Indian two-wheeler majors Hero MotoCorp and Bajaj Auto are the biggest beneficiaries of this surge and, between the two, they are estimated to control about half of the local market there
A booming economy driven by garment manufacturing in neighbouring Bangladesh is fuelling demand for two-wheelers, among other things.
India, the world’s biggest two-wheeler maker, has emerged the key gainer of this surge in demand.
The value of two-wheeler exports from India to Bangladesh jumped 50 per cent in FY18 to $277 million (Rs 1,900 crore), making it India's biggest export market, ahead of Sri Lanka.
The value of shipments to Bangladesh has more than doubled since FY16, when it was just $128 million.
Indian two-wheeler majors Hero MotoCorp and Bajaj Auto are the biggest beneficiaries of this surge and, between the two, they are estimated to control about half of the local market there.
The Indian duo is learnt to be fighting for a market leadership in the neighbouring nation. Bajaj Auto had been a market leader but that position is now threatened by Hero.
Bangladesh is estimated to have exported readymade garments worth $29 billion in the calendar year of 2017.
Riding on robust economic growth, the nation’s demand for motorcycles soared 50 per cent in 2017 to an estimated 360,000 units.
The high double-digit growth continues in 2018 as well.
Data available with the Union commerce ministry shows that Bangladesh was the only country in the top three export destinations to have seen a double-digit growth in two-wheeler exports.
The value of shipments to second biggest market Sri Lanka declined 3.5 per cent to $216 million.
Nepal, the third biggest market, saw a growth of just 3.7 per cent to $186 million.
India shipped two-wheelers worth $2 billion to 145 countries last year and Bangladesh alone accounted for 14 per cent of the exports.
To exploit the market effectively and remain competitive, Hero MotoCorp commissioned local manufacturing in Bangladesh.
HMCL Niloy Bangladesh Limited (HNBL) a joint venture company between Hero MotoCorp and Niloy Motors Limited, Bangladesh, set up a manufacturing unit at Jessore (Bangladesh). Hero holds 55 per cent equity in the unit that started commercial operations in June last year with a capacity of 150,000 units annually.
In FY18, HNBL reported unadjusted revenue of Rs 541 crore and a profit of Rs 77 crore, according to Hero’s annual report.

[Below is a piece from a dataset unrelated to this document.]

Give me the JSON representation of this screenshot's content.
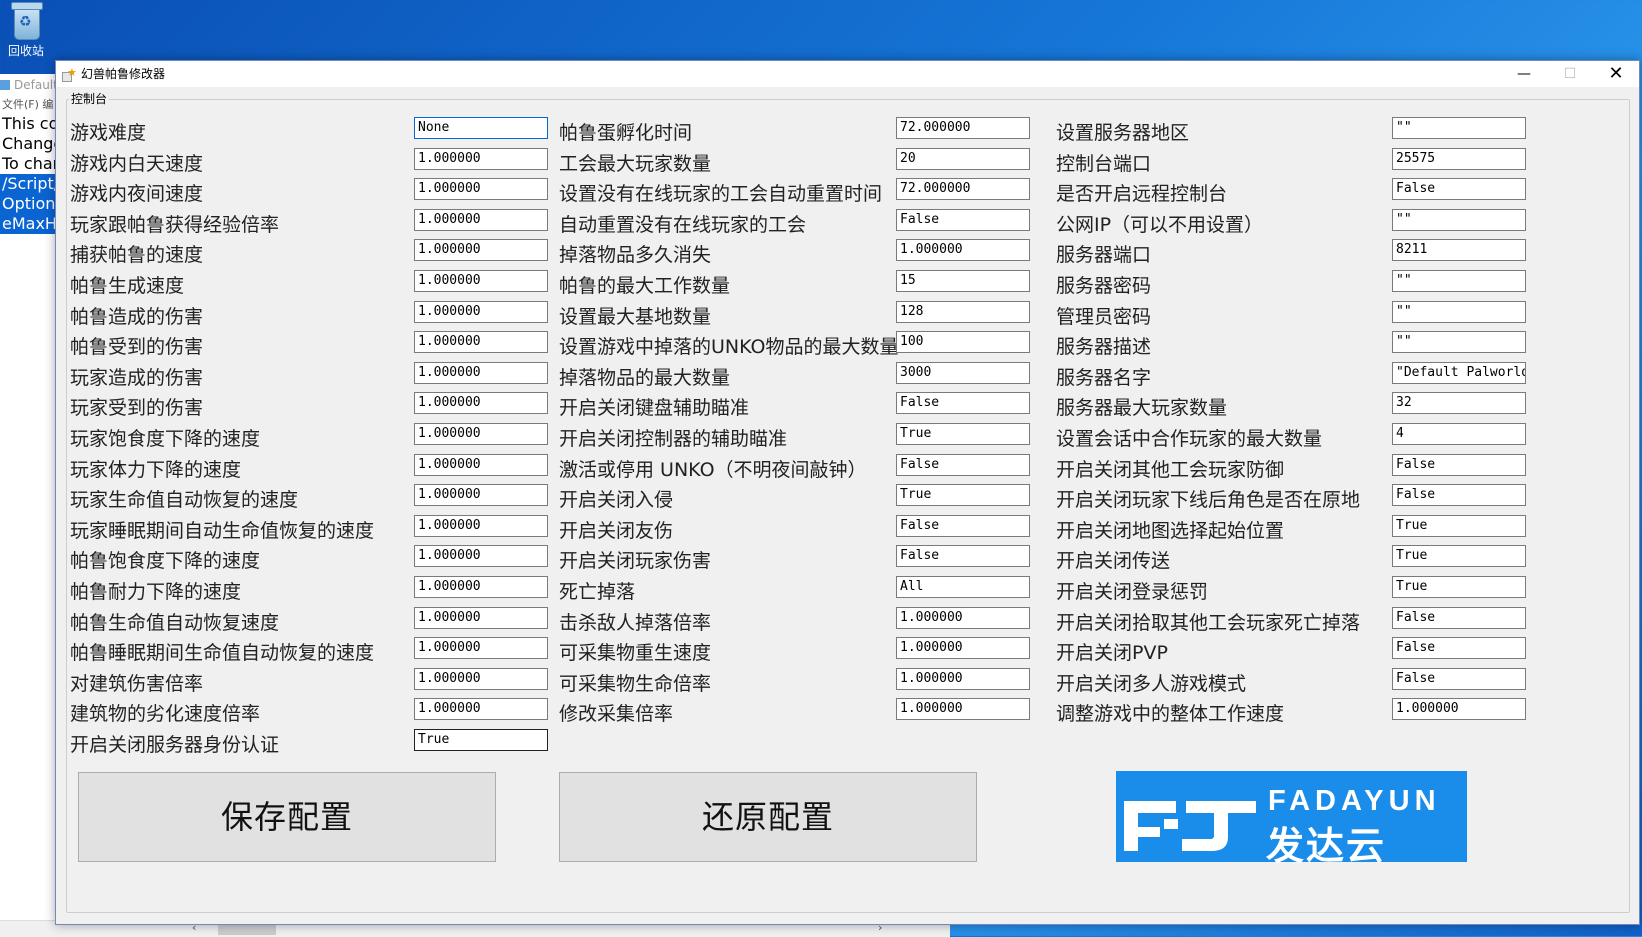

Bangladesh also happens to be India’s biggest market for truck exports, with shipments worth $232 million during FY18.
It also ranks among the top 20 markets for India in passenger vehicle exports.

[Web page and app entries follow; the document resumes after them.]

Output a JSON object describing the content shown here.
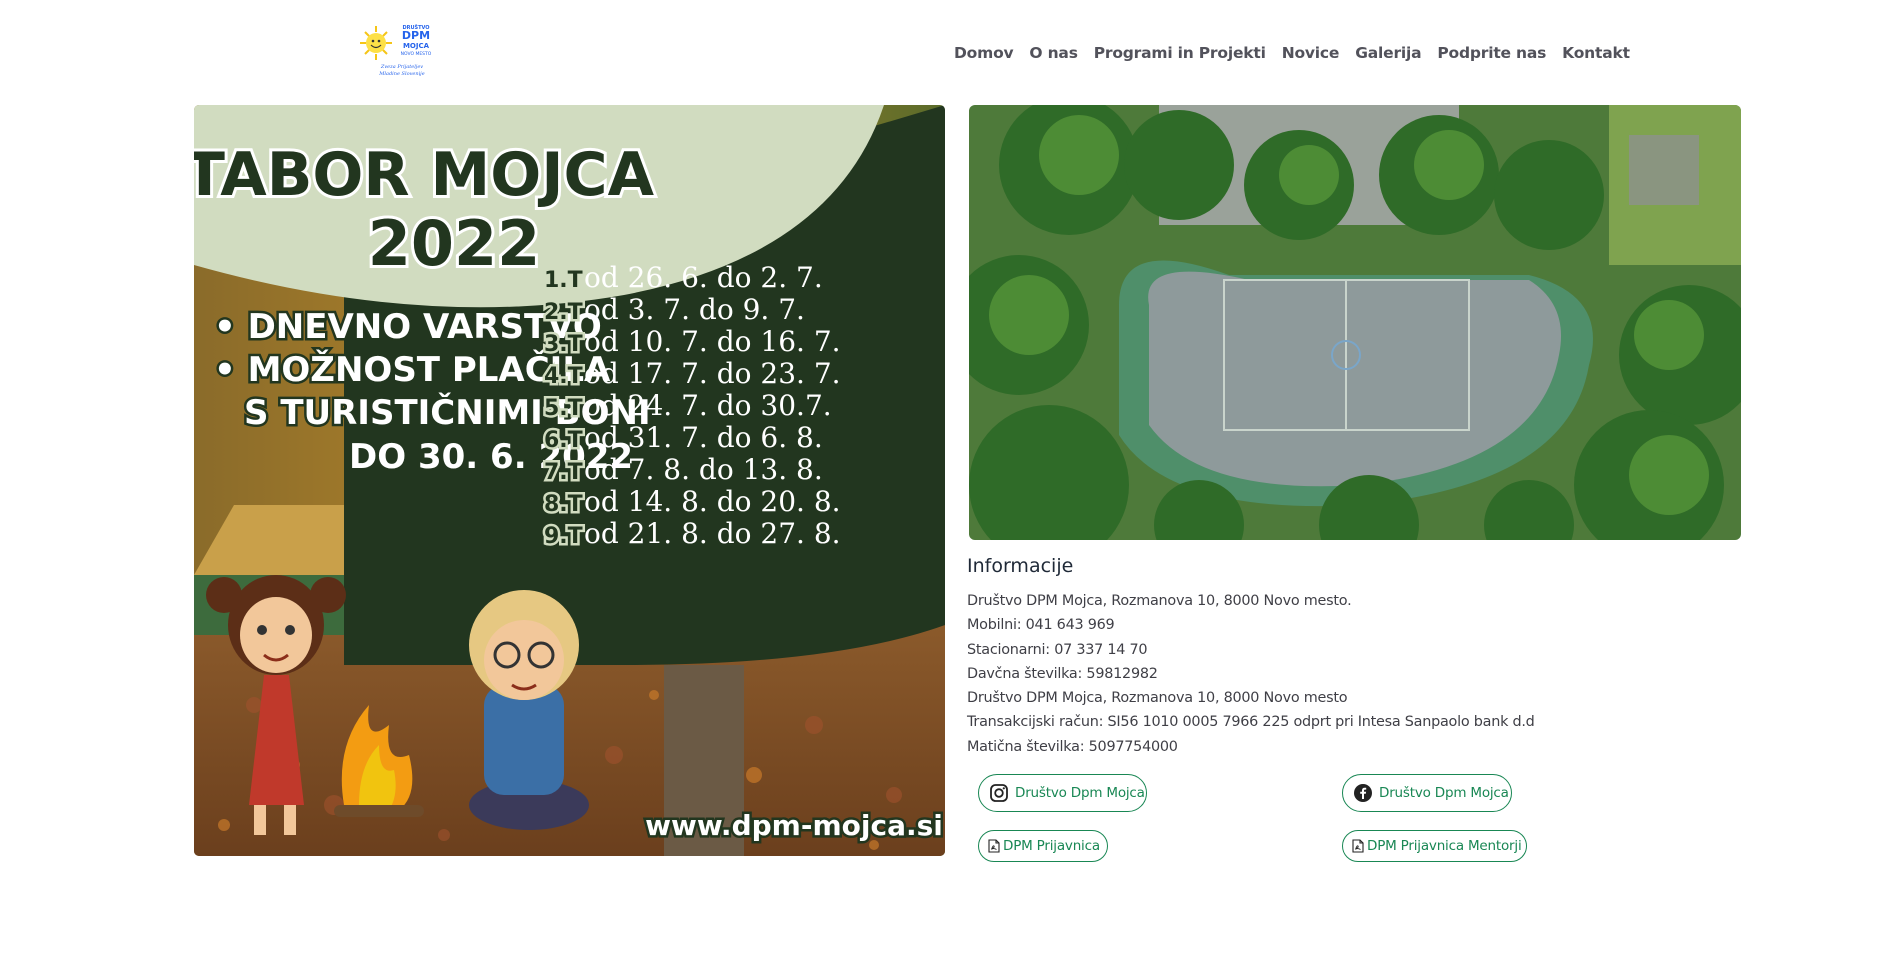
{
  "header": {
    "logo_alt": "Društvo DPM Mojca Novo mesto",
    "logo_text_top": "DRUŠTVO",
    "logo_text_main": "DPM",
    "logo_text_sub": "MOJCA",
    "logo_text_city": "NOVO MESTO",
    "logo_tagline_1": "Zveza Prijateljev",
    "logo_tagline_2": "Mladine Slovenije",
    "nav": [
      {
        "label": "Domov"
      },
      {
        "label": "O nas"
      },
      {
        "label": "Programi in Projekti"
      },
      {
        "label": "Novice"
      },
      {
        "label": "Galerija"
      },
      {
        "label": "Podprite nas"
      },
      {
        "label": "Kontakt"
      }
    ]
  },
  "poster": {
    "title_line1": "TABOR MOJCA",
    "title_line2": "2022",
    "bullet1": "• DNEVNO VARSTVO",
    "bullet2": "• MOŽNOST PLAČILA",
    "bullet2b": "S TURISTIČNIMI BONI",
    "bullet2c": "DO 30. 6. 2022",
    "terms": [
      {
        "tag": "1.T",
        "dates": "od 26. 6. do 2. 7."
      },
      {
        "tag": "2.T",
        "dates": "od 3. 7. do 9. 7."
      },
      {
        "tag": "3.T",
        "dates": "od 10. 7. do 16. 7."
      },
      {
        "tag": "4.T",
        "dates": "od 17. 7. do 23. 7."
      },
      {
        "tag": "5.T",
        "dates": "od 24. 7. do 30.7."
      },
      {
        "tag": "6.T",
        "dates": "od 31. 7. do 6. 8."
      },
      {
        "tag": "7.T",
        "dates": "od 7. 8. do 13. 8."
      },
      {
        "tag": "8.T",
        "dates": "od 14. 8. do 20. 8."
      },
      {
        "tag": "9.T",
        "dates": "od 21. 8. do 27. 8."
      }
    ],
    "website": "www.dpm-mojca.si"
  },
  "info": {
    "title": "Informacije",
    "lines": [
      "Društvo DPM Mojca, Rozmanova 10, 8000 Novo mesto.",
      "Mobilni: 041 643 969",
      "Stacionarni: 07 337 14 70",
      "Davčna številka: 59812982",
      "Društvo DPM Mojca, Rozmanova 10, 8000 Novo mesto",
      "Transakcijski račun: SI56 1010 0005 7966 225 odprt pri Intesa Sanpaolo bank d.d",
      "Matična številka: 5097754000"
    ],
    "links": {
      "instagram": "Društvo Dpm Mojca",
      "facebook": "Društvo Dpm Mojca",
      "prijavnica": "DPM Prijavnica",
      "prijavnica_mentorji": "DPM Prijavnica Mentorji"
    }
  },
  "colors": {
    "accent": "#198754",
    "nav_text": "#52525b",
    "poster_dark_green": "#22361f",
    "poster_light_green": "#d1dcc0"
  }
}
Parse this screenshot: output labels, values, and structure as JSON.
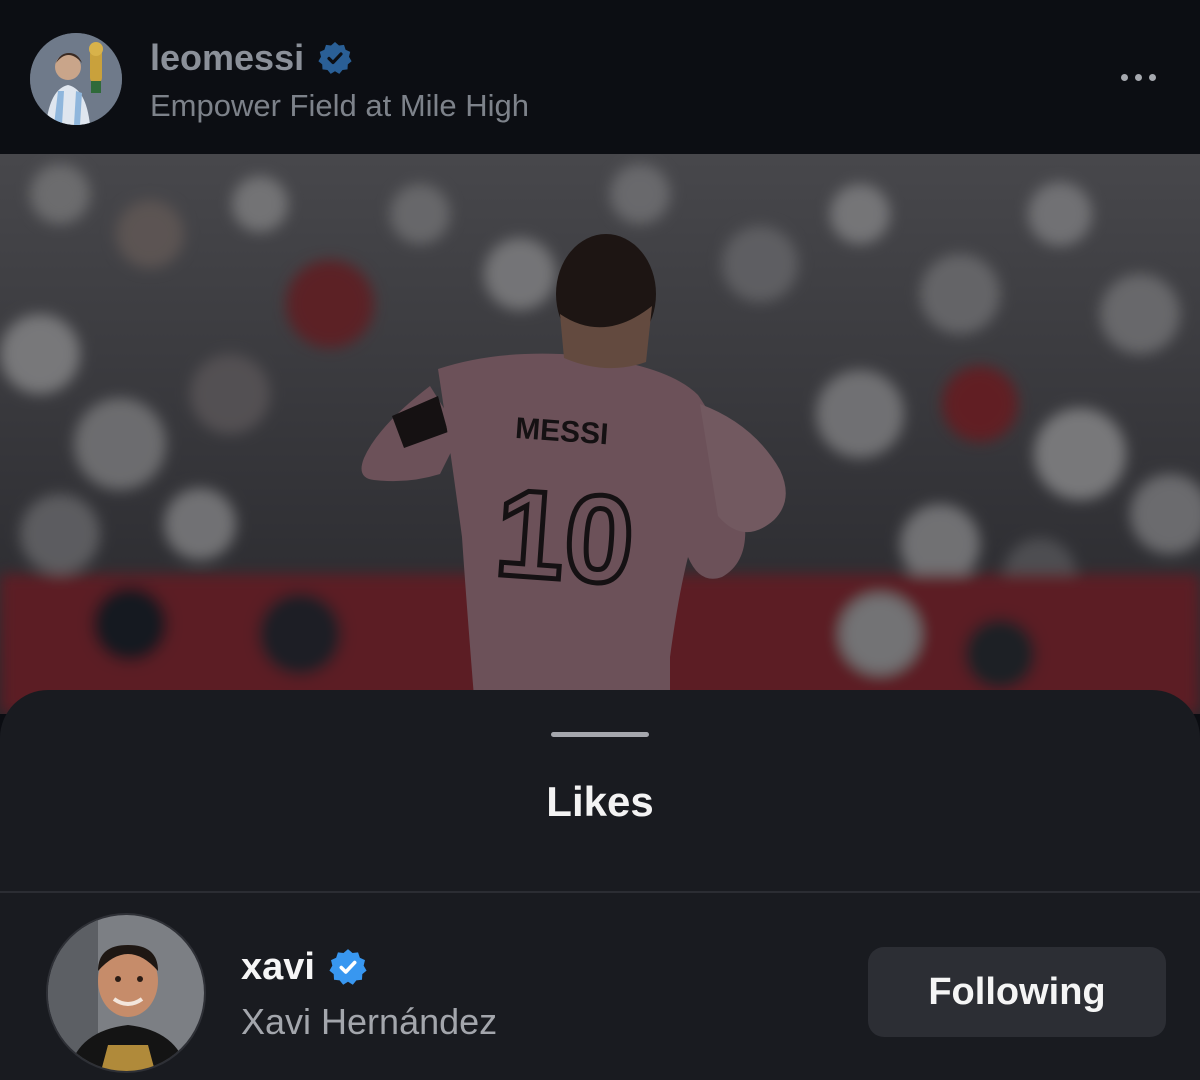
{
  "post": {
    "username": "leomessi",
    "location": "Empower Field at Mile High",
    "verified_icon": "verified-badge-icon",
    "more_icon": "more-horizontal-icon",
    "photo": {
      "jersey_name": "MESSI",
      "jersey_number": "10"
    }
  },
  "likes_sheet": {
    "title": "Likes",
    "users": [
      {
        "username": "xavi",
        "full_name": "Xavi Hernández",
        "verified": true,
        "button_label": "Following"
      }
    ]
  },
  "colors": {
    "verified_blue": "#3897f0",
    "verified_blue_dimmed": "#2a5f96",
    "jersey_pink": "#d9a3b2",
    "sheet_background": "#191b20",
    "button_background": "#2c2e34"
  }
}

A number of Indian companies have assembly units in Bangladesh.
Tata Motors has a joint venture assembly unit with Bangladesh’s Nitol Motors and sells commercial and passenger vehicles. Commercial vehicles major Ashok Leyland has an assembly unit in Bangladesh along with a local partner.
Sugato Sen, deputy director general at domestic automobile industry body Siam, said Bangladesh aspires to develop a local automobile manufacturing industry.
“They want to learn from India and partner with more and more Indian companies to step up local manufacturing,” he said.
Siam organised the first Indo-Bangla Automotive Show in February last year at Dhaka to strengthen the presence of Indian industry in Bangladesh.
The next edition of this show is scheduled to be held in February next year.
India's annual exports (all products combined) to Bangladesh stood at $8.46 billion in FY18. Of this, close to $600 million comes from exports of two-wheelers, trucks, passenger vehicles and buses.